Exercise requirements.
Every record below needs to be written out exactly, apart from the pictures.

Information given.
* * * * *

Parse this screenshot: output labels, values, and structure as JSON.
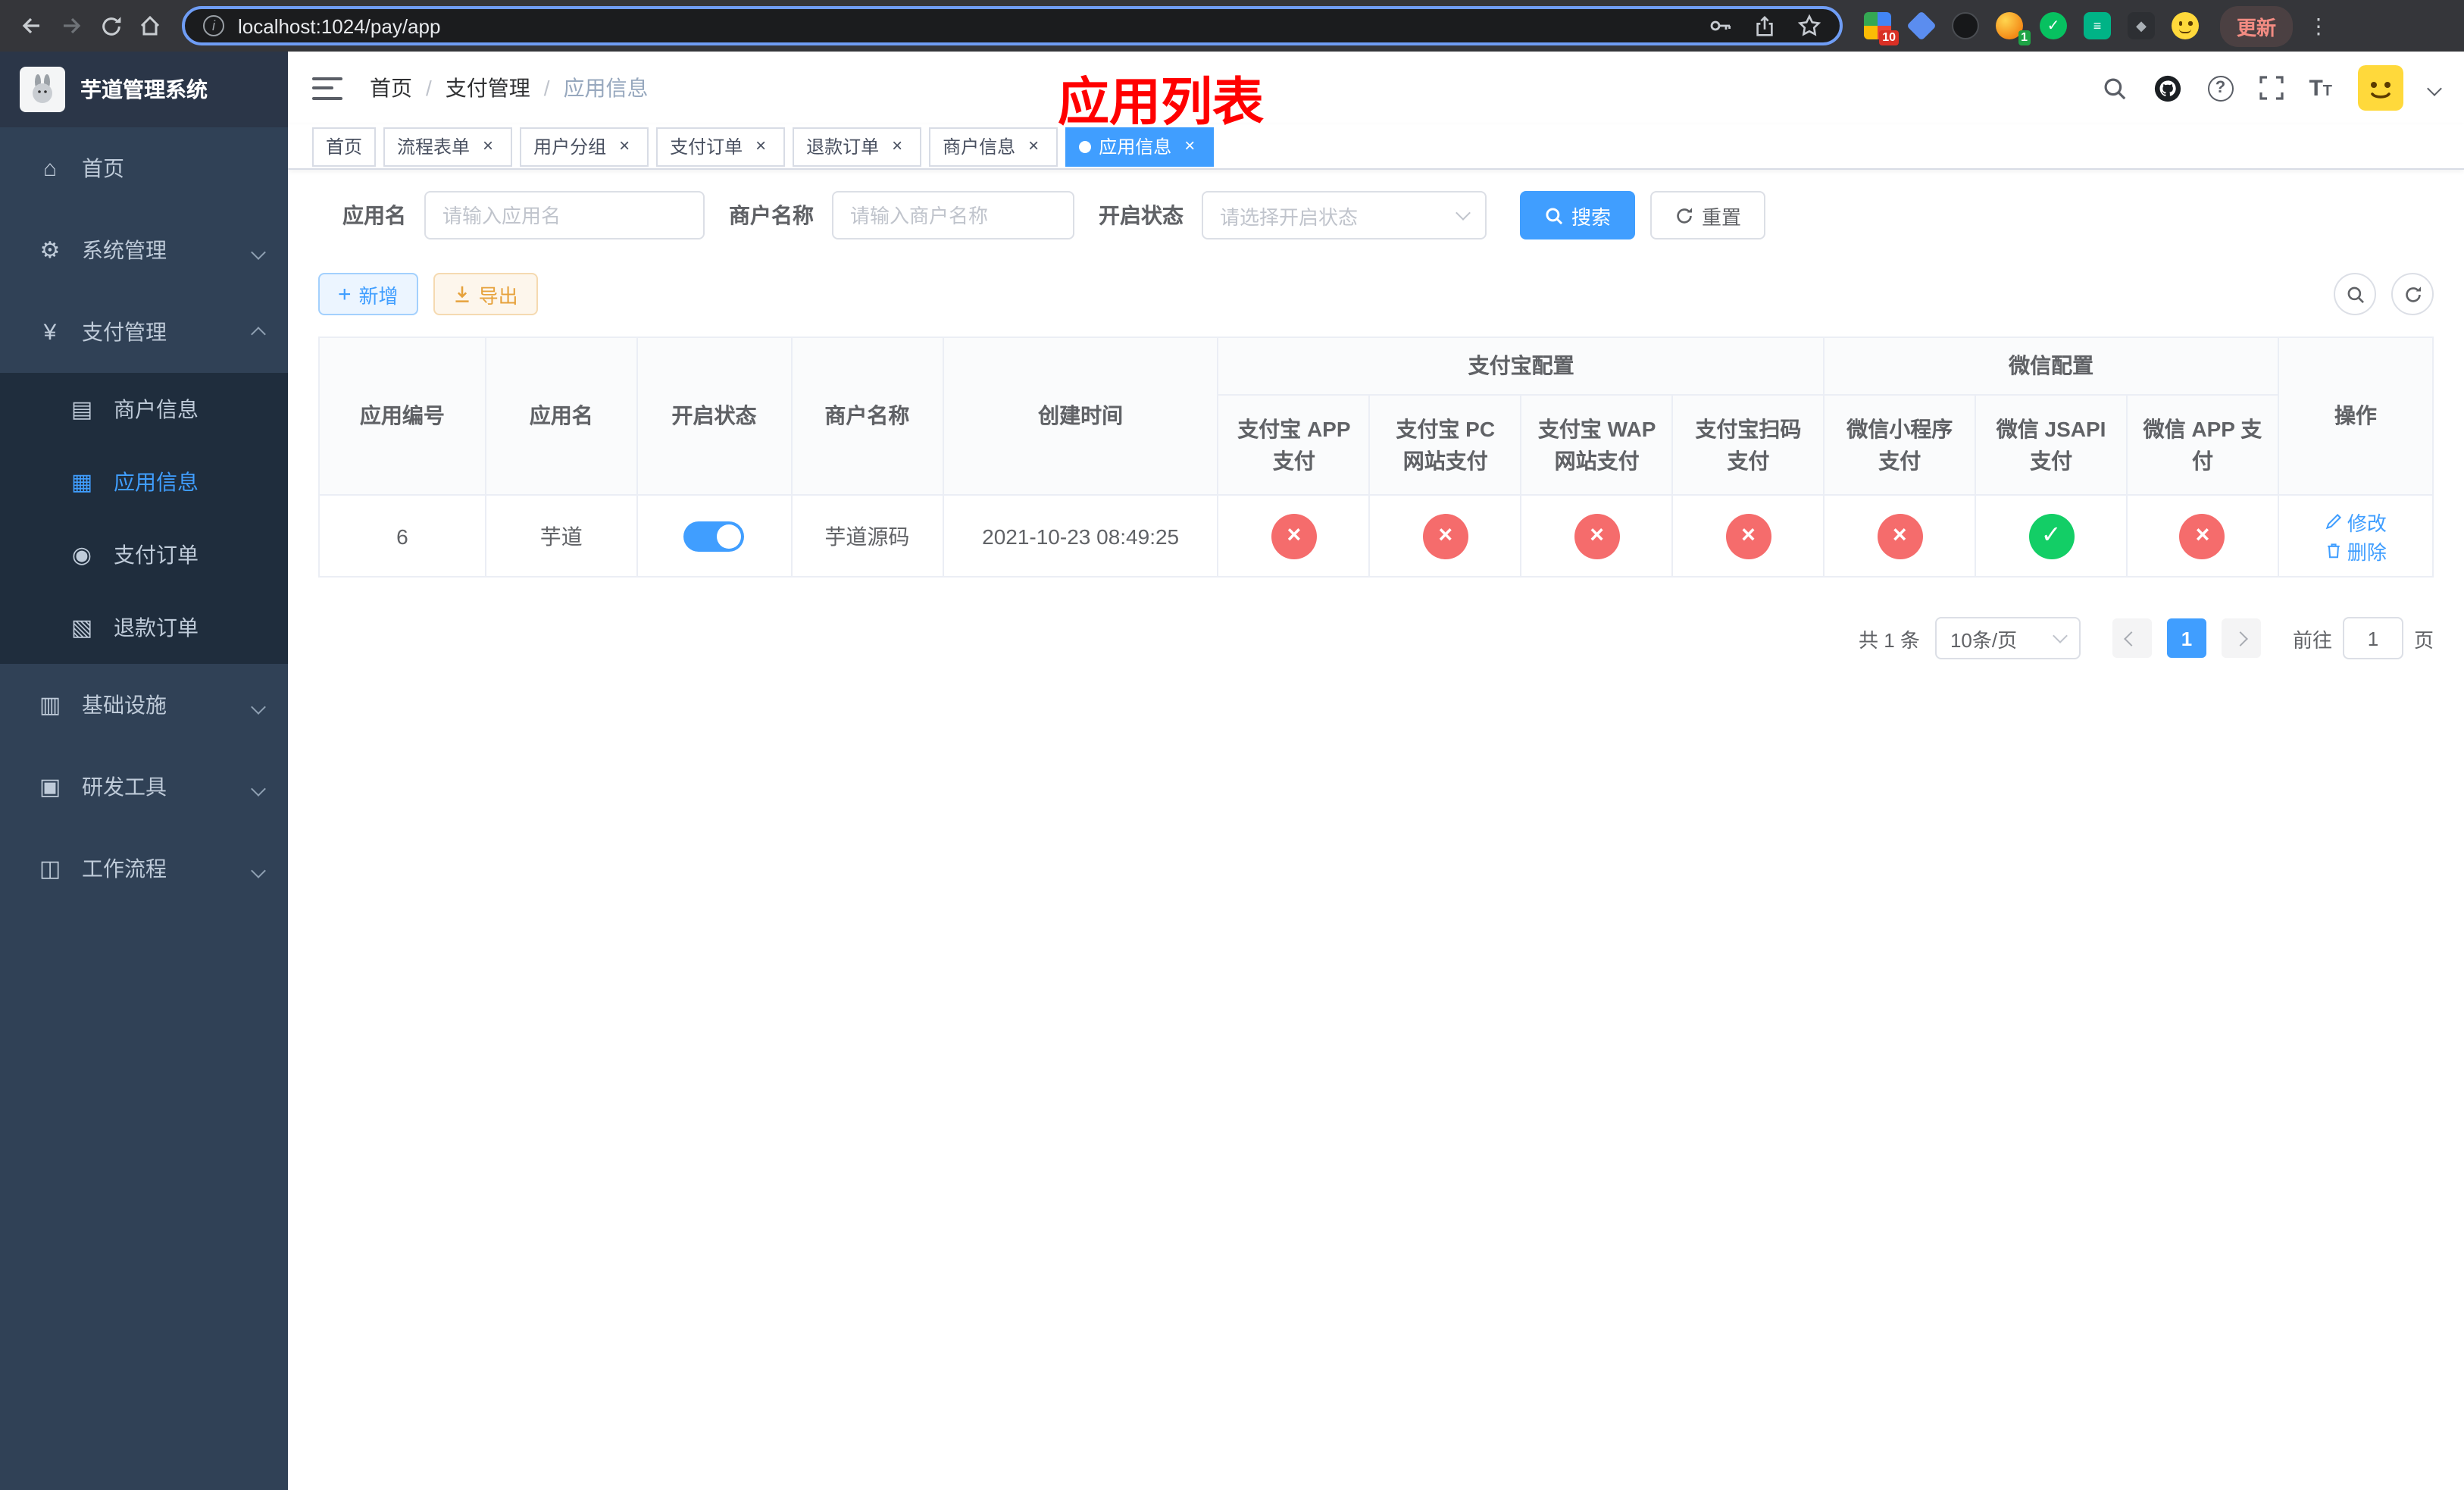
{
  "colors": {
    "primary": "#409eff",
    "success": "#13ce66",
    "danger": "#f56c6c",
    "warning": "#e6a23c",
    "annotation": "#ff0000",
    "sidebar_bg": "#304156",
    "submenu_bg": "#1f2d3d"
  },
  "browser": {
    "url": "localhost:1024/pay/app",
    "update_label": "更新",
    "ext_badge_blocks": "10",
    "ext_badge_avatar": "1"
  },
  "sidebar": {
    "title": "芋道管理系统",
    "items": [
      {
        "label": "首页"
      },
      {
        "label": "系统管理"
      },
      {
        "label": "支付管理"
      },
      {
        "label": "商户信息"
      },
      {
        "label": "应用信息"
      },
      {
        "label": "支付订单"
      },
      {
        "label": "退款订单"
      },
      {
        "label": "基础设施"
      },
      {
        "label": "研发工具"
      },
      {
        "label": "工作流程"
      }
    ]
  },
  "breadcrumb": {
    "items": [
      "首页",
      "支付管理",
      "应用信息"
    ]
  },
  "annotation": {
    "text": "应用列表"
  },
  "tabs": [
    {
      "label": "首页"
    },
    {
      "label": "流程表单"
    },
    {
      "label": "用户分组"
    },
    {
      "label": "支付订单"
    },
    {
      "label": "退款订单"
    },
    {
      "label": "商户信息"
    },
    {
      "label": "应用信息"
    }
  ],
  "filters": {
    "app_name": {
      "label": "应用名",
      "placeholder": "请输入应用名",
      "value": ""
    },
    "merchant_name": {
      "label": "商户名称",
      "placeholder": "请输入商户名称",
      "value": ""
    },
    "status": {
      "label": "开启状态",
      "placeholder": "请选择开启状态"
    },
    "search_label": "搜索",
    "reset_label": "重置"
  },
  "toolbar": {
    "add_label": "新增",
    "export_label": "导出"
  },
  "table": {
    "columns": {
      "app_id": "应用编号",
      "app_name": "应用名",
      "status": "开启状态",
      "merchant_name": "商户名称",
      "create_time": "创建时间",
      "alipay_group": "支付宝配置",
      "alipay_subs": [
        "支付宝 APP 支付",
        "支付宝 PC 网站支付",
        "支付宝 WAP 网站支付",
        "支付宝扫码支付"
      ],
      "wechat_group": "微信配置",
      "wechat_subs": [
        "微信小程序支付",
        "微信 JSAPI 支付",
        "微信 APP 支付"
      ],
      "actions": "操作"
    },
    "row": {
      "app_id": "6",
      "app_name": "芋道",
      "enabled": true,
      "merchant_name": "芋道源码",
      "create_time": "2021-10-23 08:49:25",
      "alipay_status": [
        "fail",
        "fail",
        "fail",
        "fail"
      ],
      "wechat_status": [
        "fail",
        "success",
        "fail"
      ],
      "edit_label": "修改",
      "delete_label": "删除"
    }
  },
  "pagination": {
    "total": "共 1 条",
    "page_size": "10条/页",
    "current_page": "1",
    "goto_label": "前往",
    "goto_value": "1",
    "page_unit": "页"
  }
}
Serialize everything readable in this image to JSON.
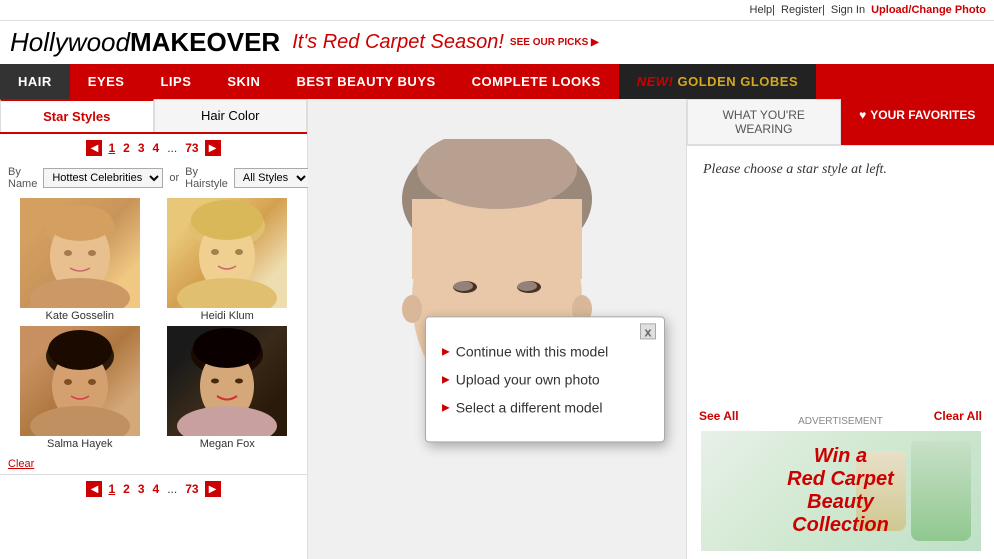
{
  "topbar": {
    "help": "Help",
    "separator1": "|",
    "register": "Register",
    "separator2": "|",
    "sign_in": "Sign In",
    "upload": "Upload/Change Photo"
  },
  "header": {
    "logo_hollywood": "Hollywood",
    "logo_makeover": "MAKEOVER",
    "tagline": "It's Red Carpet Season!",
    "see_picks": "SEE OUR PICKS ▶"
  },
  "nav": {
    "items": [
      {
        "label": "HAIR",
        "active": true
      },
      {
        "label": "EYES",
        "active": false
      },
      {
        "label": "LIPS",
        "active": false
      },
      {
        "label": "SKIN",
        "active": false
      },
      {
        "label": "BEST BEAUTY BUYS",
        "active": false
      },
      {
        "label": "COMPLETE LOOKS",
        "active": false
      }
    ],
    "golden_item": "NEW! GOLDEN GLOBES",
    "new_tag": "NEW!"
  },
  "left_panel": {
    "tab_star_styles": "Star Styles",
    "tab_hair_color": "Hair Color",
    "pagination": {
      "current": "1",
      "pages": [
        "1",
        "2",
        "3",
        "4",
        "...",
        "73"
      ],
      "prev_label": "◀",
      "next_label": "▶"
    },
    "filter_by_name_label": "By Name",
    "filter_by_hairstyle_label": "By Hairstyle",
    "dropdown_name_default": "Hottest Celebrities",
    "dropdown_or": "or",
    "dropdown_hairstyle_default": "All Styles",
    "stars": [
      {
        "name": "Kate Gosselin",
        "color_class": "kate-photo"
      },
      {
        "name": "Heidi Klum",
        "color_class": "heidi-photo"
      },
      {
        "name": "Salma Hayek",
        "color_class": "salma-photo"
      },
      {
        "name": "Megan Fox",
        "color_class": "megan-photo"
      }
    ],
    "clear_label": "Clear",
    "bottom_pagination": {
      "current": "1",
      "pages": [
        "1",
        "2",
        "3",
        "4",
        "...",
        "73"
      ]
    }
  },
  "popup": {
    "close_label": "x",
    "options": [
      "Continue with this model",
      "Upload your own photo",
      "Select a different model"
    ]
  },
  "right_panel": {
    "tab_what_wearing": "WHAT YOU'RE WEARING",
    "tab_favorites": "♥ YOUR FAVORITES",
    "empty_message": "Please choose a star style at left.",
    "see_all": "See All",
    "clear_all": "Clear All",
    "ad_label": "ADVERTISEMENT",
    "ad_text": "Win a\nRed Carpet\nBeauty\nCollecti..."
  }
}
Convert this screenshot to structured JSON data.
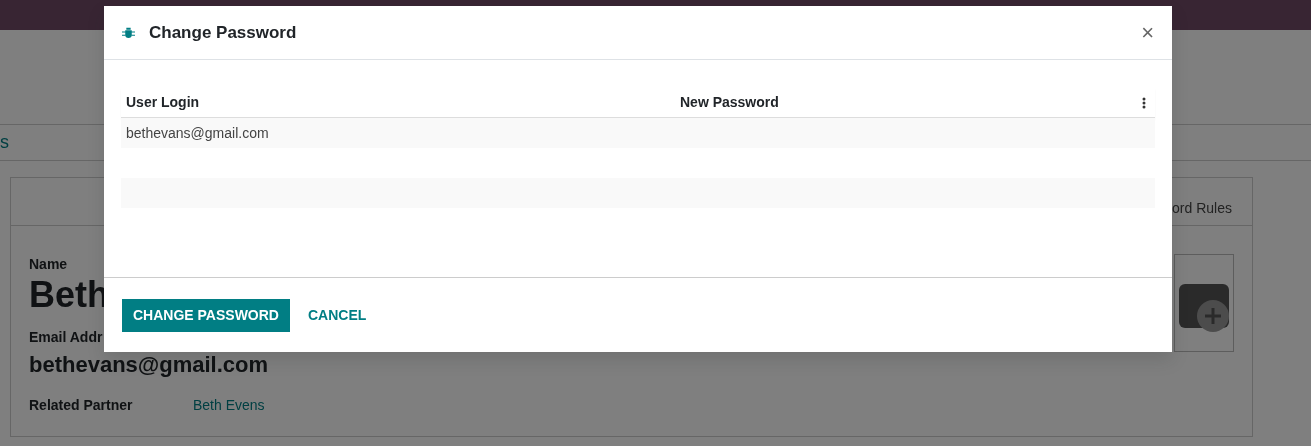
{
  "breadcrumb": "s",
  "form": {
    "tab": "ord Rules",
    "fields": [
      {
        "label": "Name",
        "value": "Beth",
        "kind": "title"
      },
      {
        "label": "Email Addr",
        "value": "bethevans@gmail.com",
        "kind": "subtitle"
      },
      {
        "label": "Related Partner",
        "value": "Beth Evens",
        "kind": "link"
      }
    ]
  },
  "dialog": {
    "title": "Change Password",
    "close": "×",
    "columns": [
      "User Login",
      "New Password"
    ],
    "rows": [
      {
        "user_login": "bethevans@gmail.com"
      }
    ],
    "buttons": [
      {
        "label": "CHANGE PASSWORD",
        "kind": "primary"
      },
      {
        "label": "CANCEL",
        "kind": "link"
      }
    ]
  }
}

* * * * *

Answer to this exercise.
Parse this screenshot: output labels, values, and structure as JSON.
{
  "colors": {
    "primary": "#409eff",
    "success": "#13ce66",
    "danger": "#f56c6c",
    "warning": "#e6a23c",
    "annotation": "#ff0000",
    "sidebar_bg": "#304156",
    "submenu_bg": "#1f2d3d"
  },
  "browser": {
    "url": "localhost:1024/pay/app",
    "update_label": "更新",
    "ext_badge_blocks": "10",
    "ext_badge_avatar": "1"
  },
  "sidebar": {
    "title": "芋道管理系统",
    "items": [
      {
        "label": "首页"
      },
      {
        "label": "系统管理"
      },
      {
        "label": "支付管理"
      },
      {
        "label": "商户信息"
      },
      {
        "label": "应用信息"
      },
      {
        "label": "支付订单"
      },
      {
        "label": "退款订单"
      },
      {
        "label": "基础设施"
      },
      {
        "label": "研发工具"
      },
      {
        "label": "工作流程"
      }
    ]
  },
  "breadcrumb": {
    "items": [
      "首页",
      "支付管理",
      "应用信息"
    ]
  },
  "annotation": {
    "text": "应用列表"
  },
  "tabs": [
    {
      "label": "首页"
    },
    {
      "label": "流程表单"
    },
    {
      "label": "用户分组"
    },
    {
      "label": "支付订单"
    },
    {
      "label": "退款订单"
    },
    {
      "label": "商户信息"
    },
    {
      "label": "应用信息"
    }
  ],
  "filters": {
    "app_name": {
      "label": "应用名",
      "placeholder": "请输入应用名",
      "value": ""
    },
    "merchant_name": {
      "label": "商户名称",
      "placeholder": "请输入商户名称",
      "value": ""
    },
    "status": {
      "label": "开启状态",
      "placeholder": "请选择开启状态"
    },
    "search_label": "搜索",
    "reset_label": "重置"
  },
  "toolbar": {
    "add_label": "新增",
    "export_label": "导出"
  },
  "table": {
    "columns": {
      "app_id": "应用编号",
      "app_name": "应用名",
      "status": "开启状态",
      "merchant_name": "商户名称",
      "create_time": "创建时间",
      "alipay_group": "支付宝配置",
      "alipay_subs": [
        "支付宝 APP 支付",
        "支付宝 PC 网站支付",
        "支付宝 WAP 网站支付",
        "支付宝扫码支付"
      ],
      "wechat_group": "微信配置",
      "wechat_subs": [
        "微信小程序支付",
        "微信 JSAPI 支付",
        "微信 APP 支付"
      ],
      "actions": "操作"
    },
    "row": {
      "app_id": "6",
      "app_name": "芋道",
      "enabled": true,
      "merchant_name": "芋道源码",
      "create_time": "2021-10-23 08:49:25",
      "alipay_status": [
        "fail",
        "fail",
        "fail",
        "fail"
      ],
      "wechat_status": [
        "fail",
        "success",
        "fail"
      ],
      "edit_label": "修改",
      "delete_label": "删除"
    }
  },
  "pagination": {
    "total": "共 1 条",
    "page_size": "10条/页",
    "current_page": "1",
    "goto_label": "前往",
    "goto_value": "1",
    "page_unit": "页"
  }
}
Serialize everything readable in this image to JSON.
{
  "topbar": {
    "help": "Help",
    "separator1": "|",
    "register": "Register",
    "separator2": "|",
    "sign_in": "Sign In",
    "upload": "Upload/Change Photo"
  },
  "header": {
    "logo_hollywood": "Hollywood",
    "logo_makeover": "MAKEOVER",
    "tagline": "It's Red Carpet Season!",
    "see_picks": "SEE OUR PICKS ▶"
  },
  "nav": {
    "items": [
      {
        "label": "HAIR",
        "active": true
      },
      {
        "label": "EYES",
        "active": false
      },
      {
        "label": "LIPS",
        "active": false
      },
      {
        "label": "SKIN",
        "active": false
      },
      {
        "label": "BEST BEAUTY BUYS",
        "active": false
      },
      {
        "label": "COMPLETE LOOKS",
        "active": false
      }
    ],
    "golden_item": "NEW! GOLDEN GLOBES",
    "new_tag": "NEW!"
  },
  "left_panel": {
    "tab_star_styles": "Star Styles",
    "tab_hair_color": "Hair Color",
    "pagination": {
      "current": "1",
      "pages": [
        "1",
        "2",
        "3",
        "4",
        "...",
        "73"
      ],
      "prev_label": "◀",
      "next_label": "▶"
    },
    "filter_by_name_label": "By Name",
    "filter_by_hairstyle_label": "By Hairstyle",
    "dropdown_name_default": "Hottest Celebrities",
    "dropdown_or": "or",
    "dropdown_hairstyle_default": "All Styles",
    "stars": [
      {
        "name": "Kate Gosselin",
        "color_class": "kate-photo"
      },
      {
        "name": "Heidi Klum",
        "color_class": "heidi-photo"
      },
      {
        "name": "Salma Hayek",
        "color_class": "salma-photo"
      },
      {
        "name": "Megan Fox",
        "color_class": "megan-photo"
      }
    ],
    "clear_label": "Clear",
    "bottom_pagination": {
      "current": "1",
      "pages": [
        "1",
        "2",
        "3",
        "4",
        "...",
        "73"
      ]
    }
  },
  "popup": {
    "close_label": "x",
    "options": [
      "Continue with this model",
      "Upload your own photo",
      "Select a different model"
    ]
  },
  "right_panel": {
    "tab_what_wearing": "WHAT YOU'RE WEARING",
    "tab_favorites": "♥ YOUR FAVORITES",
    "empty_message": "Please choose a star style at left.",
    "see_all": "See All",
    "clear_all": "Clear All",
    "ad_label": "ADVERTISEMENT",
    "ad_text": "Win a\nRed Carpet\nBeauty\nCollecti..."
  }
}
Convert this screenshot to structured JSON data.
{
  "breadcrumb": "s",
  "form": {
    "tab": "ord Rules",
    "fields": [
      {
        "label": "Name",
        "value": "Beth",
        "kind": "title"
      },
      {
        "label": "Email Addr",
        "value": "bethevans@gmail.com",
        "kind": "subtitle"
      },
      {
        "label": "Related Partner",
        "value": "Beth Evens",
        "kind": "link"
      }
    ]
  },
  "dialog": {
    "title": "Change Password",
    "close": "×",
    "columns": [
      "User Login",
      "New Password"
    ],
    "rows": [
      {
        "user_login": "bethevans@gmail.com"
      }
    ],
    "buttons": [
      {
        "label": "CHANGE PASSWORD",
        "kind": "primary"
      },
      {
        "label": "CANCEL",
        "kind": "link"
      }
    ]
  }
}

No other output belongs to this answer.